Heatmaps are notoriously hard to convert into actionable business intelligence ("actionable insights"), and if you can't make clear use of the insights, heatmaps become little more than beautiful distractions—analytics theater.

4. Yikes! I have to configure all that to make heatmaps work?

Most heatmap solutions ask you to configure complicated URL patterns and regular expressions to tell the system how to interpret interactions on a page-by-page level.

Imagine asking someone (whether non-engineer, engineer, or developer) to configure the set of possible URL regular expressions for all the important pages in a modern JavaScript application, with complex histories and dynamic URLs with identifiers in them.

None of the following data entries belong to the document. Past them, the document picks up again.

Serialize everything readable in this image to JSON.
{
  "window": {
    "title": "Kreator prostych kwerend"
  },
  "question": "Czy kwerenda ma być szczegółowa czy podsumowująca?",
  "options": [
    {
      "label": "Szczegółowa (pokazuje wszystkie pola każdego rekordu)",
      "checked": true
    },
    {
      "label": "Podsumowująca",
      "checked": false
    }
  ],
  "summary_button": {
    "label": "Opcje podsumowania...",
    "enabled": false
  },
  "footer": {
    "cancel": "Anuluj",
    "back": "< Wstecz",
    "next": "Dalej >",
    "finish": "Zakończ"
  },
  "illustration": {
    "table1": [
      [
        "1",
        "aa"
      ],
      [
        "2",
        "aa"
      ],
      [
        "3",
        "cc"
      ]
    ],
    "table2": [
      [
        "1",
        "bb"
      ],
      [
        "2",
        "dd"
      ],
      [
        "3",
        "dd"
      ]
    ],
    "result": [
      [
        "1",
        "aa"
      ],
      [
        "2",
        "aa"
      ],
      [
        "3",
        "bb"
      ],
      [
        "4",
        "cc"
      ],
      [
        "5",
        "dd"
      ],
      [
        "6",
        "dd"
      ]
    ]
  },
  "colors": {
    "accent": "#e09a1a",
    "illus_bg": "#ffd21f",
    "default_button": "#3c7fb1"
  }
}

It’s hard to get it right in the first place, and guaranteed to go sideways the moment something changes — and your application will change.

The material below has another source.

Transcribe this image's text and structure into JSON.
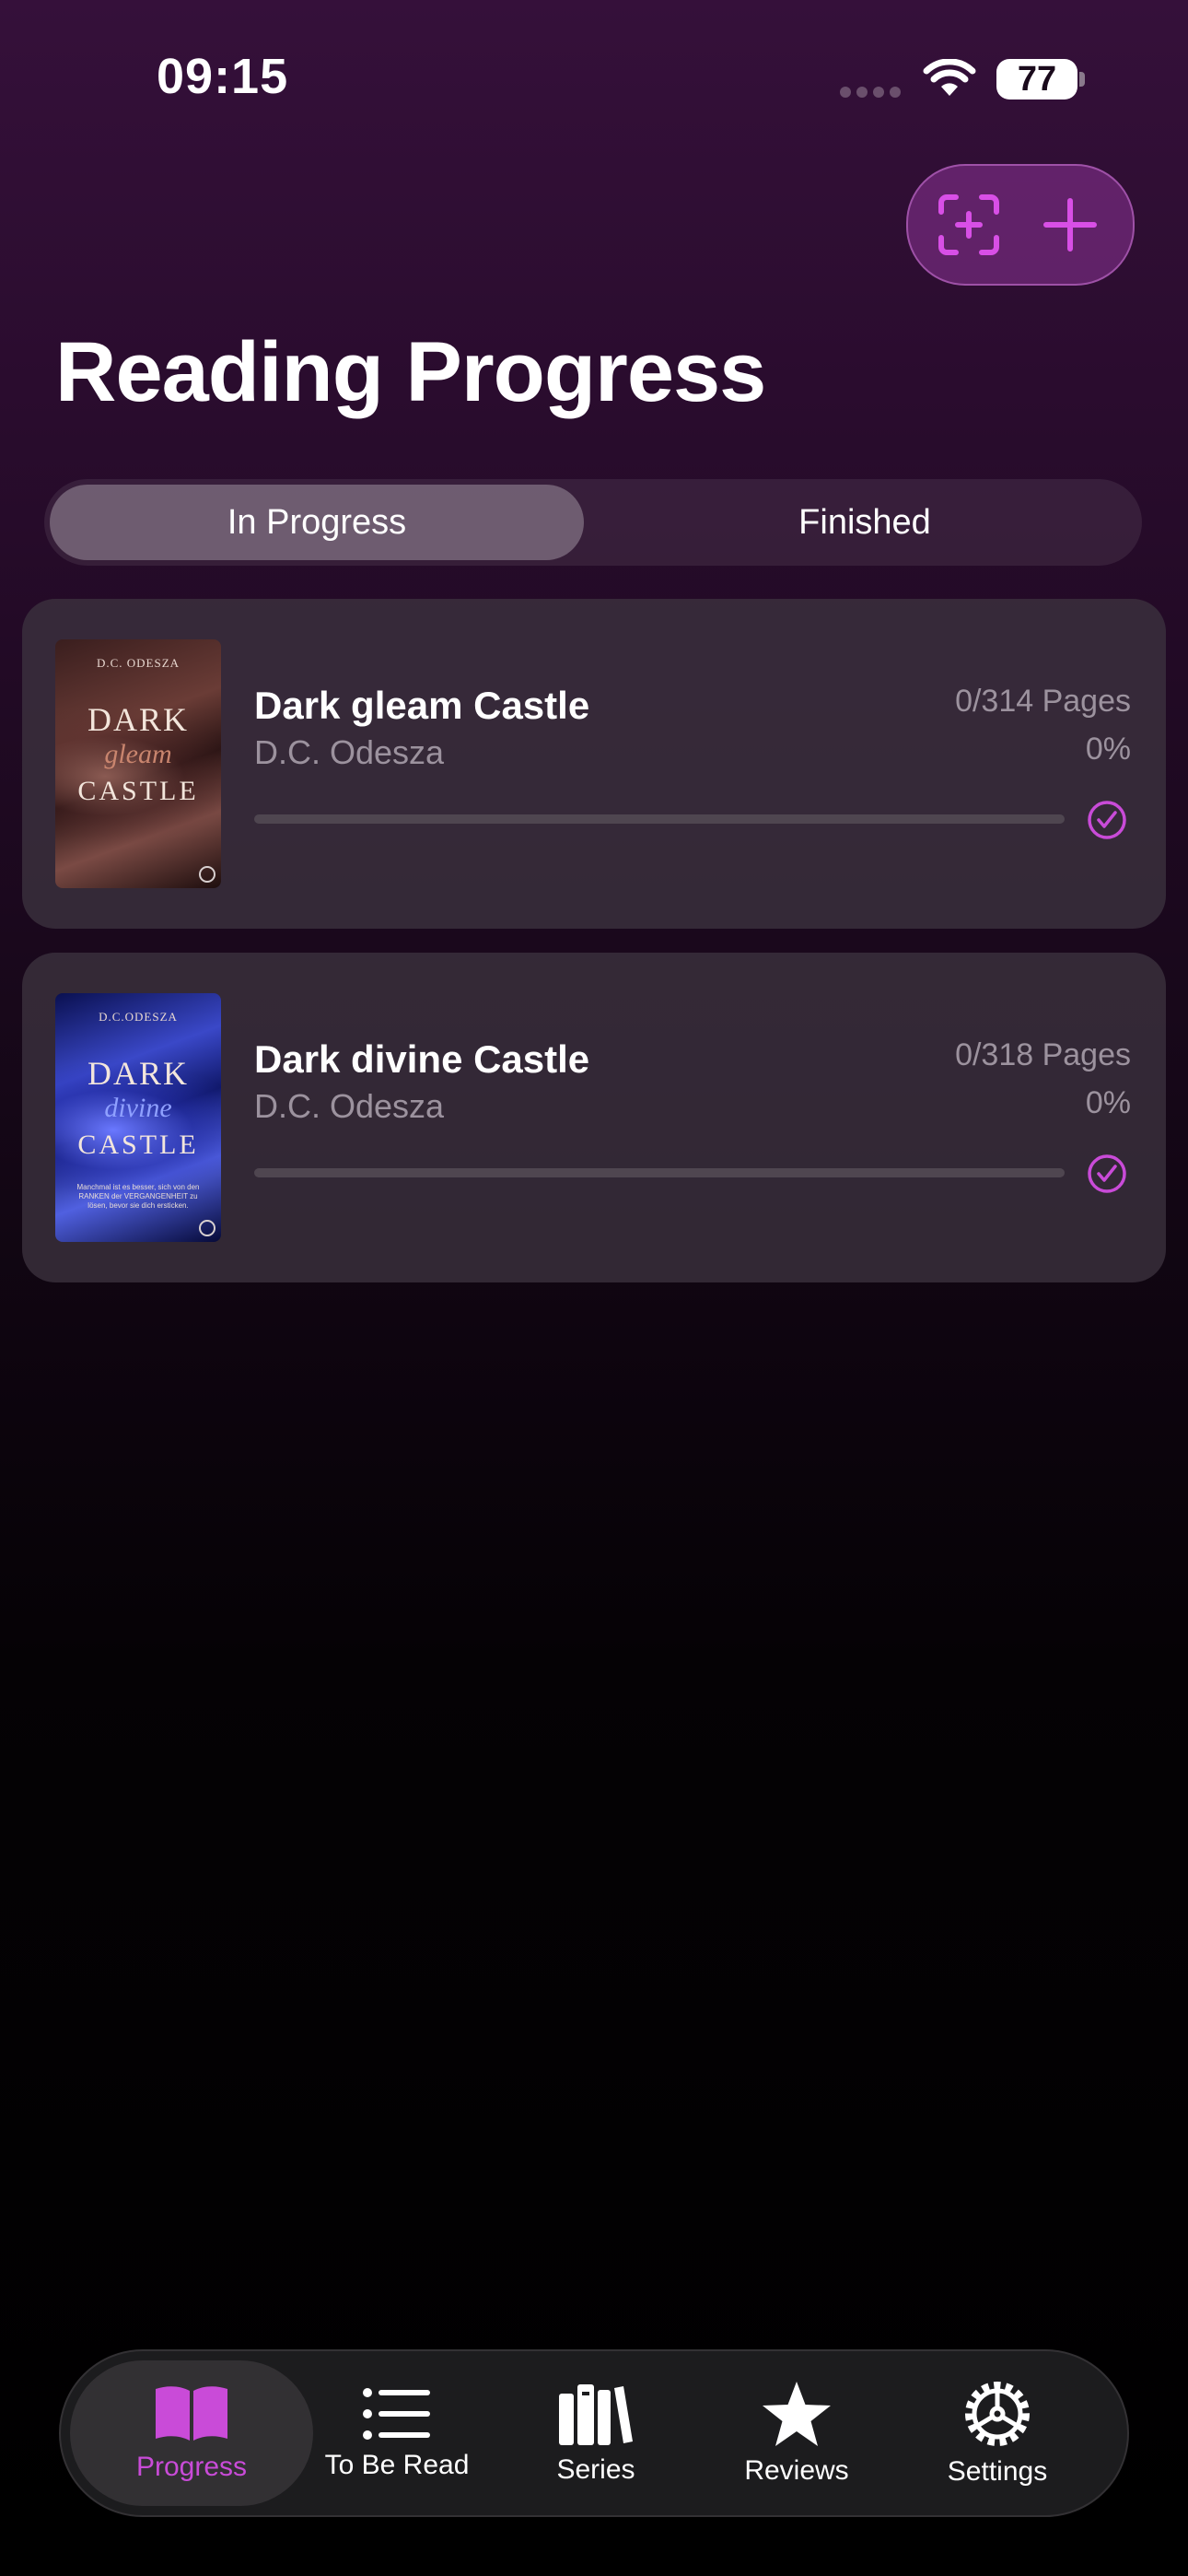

If heatmaps are broken, how do you map aggregated user interactions on your site?

Given the major problems heatmap tools face, we can't help but wonder if heatmaps are more analytics theater than actionable insights.

Having thoroughly examined heatmaps as a possible solution to meet our customer’s requests for a visualization of user clicks on a web application or webpage, we decided to go our own way.

We built Page Insights, which includes both Click Maps and Inspect Mode to make it easy to see how your users are interacting with your website, in aggregate, while gracefully dodging the four major problems of heatmaps.

Above is a screencap of Page Insights with Click Maps and Inspect Mode from FullStory.

Page Insights are resolution independent.

FullStory understands the structure of your site. FullStory can translate that into aggregations that make sense across screen resolution, device type, and even the most dynamic and varied data driven interfaces by focusing on Elements. Not just position.

Above you can see the same page (The Fullstory “Wall of Love”) through Page Insights Click Maps — as seen at different screen resolutions.

Page Insights take into account what’s on (or not on) the page.

If you watch a playback of a dynamic single page application on FullStory, you realize that many things pop in and out of existence.

Page Insights knows automatically that these are separate app states and will show you different aggregated user interactions for each state.

Page Insights are smart enough to account for these dynamic states and show you what’s relevant to what you are seeing on the page now. Click analytics for a non-existent popup won’t be shown when the popup isn’t there.

Page Insights are actionable.

You can click and see your answers immediately. And if you have questions you want to drill into, you can search. No orange splotch mapping to your web app required.

Actionable Insights: Start by discovering your top error clicks. Next, “Add to search.” Finally, see what the errors are in the Console.

See here for an example of how you can run analysis using Click Maps.

Page Insights require zero configuration.

FullStory uses machine learning to know what the pages are in your web site or web application. FullStory understands what pages are the same, and what pages are different. So your insights are appropriately relevant and contextualized. No need to do complicated configuration or setup brittle URL route regular expression voodoo. It just works out of the box.

Bonus! Some new tricks.

Page Insights give you aggregations that respect the searches you do in FullStory, too (If you’re not familiar, here’s an explanation of FullStory search). This helps you answer questions like “What do visitors from my reddit ad campaign click on first?” Or you can see how they compare to “visitors that came from Product Hunt.”

Page Insights make your existing FullStory segments even more useful.

See ya later, web app heatmaps!

As for the default data visualization for web app interaction of yesteryear — that is, isarithmic density maps … er … heatmaps — until the day comes when we can reasonably manage the problems they create, we’re leaving heatmaps where they left us: out in the cold.

And if you want to try visualizing aggregate customer experience on your web application, check out FullStory Page Insights, see what you can discover and take action on, and let us know how we can make it even better.